(Data about app and page elements)
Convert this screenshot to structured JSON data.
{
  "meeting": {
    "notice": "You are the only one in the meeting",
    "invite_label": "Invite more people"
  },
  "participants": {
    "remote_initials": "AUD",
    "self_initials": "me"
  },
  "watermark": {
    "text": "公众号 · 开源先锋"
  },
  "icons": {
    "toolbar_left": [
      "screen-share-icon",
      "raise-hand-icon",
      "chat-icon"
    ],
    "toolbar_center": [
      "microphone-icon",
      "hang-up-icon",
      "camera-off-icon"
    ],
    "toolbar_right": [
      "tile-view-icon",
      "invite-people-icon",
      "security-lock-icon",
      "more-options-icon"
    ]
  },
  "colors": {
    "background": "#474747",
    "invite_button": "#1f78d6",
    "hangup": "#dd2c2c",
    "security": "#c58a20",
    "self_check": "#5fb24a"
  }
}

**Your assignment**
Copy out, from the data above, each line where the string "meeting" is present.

**Answer to the exercise**
  "meeting": {
    "notice": "You are the only one in the meeting",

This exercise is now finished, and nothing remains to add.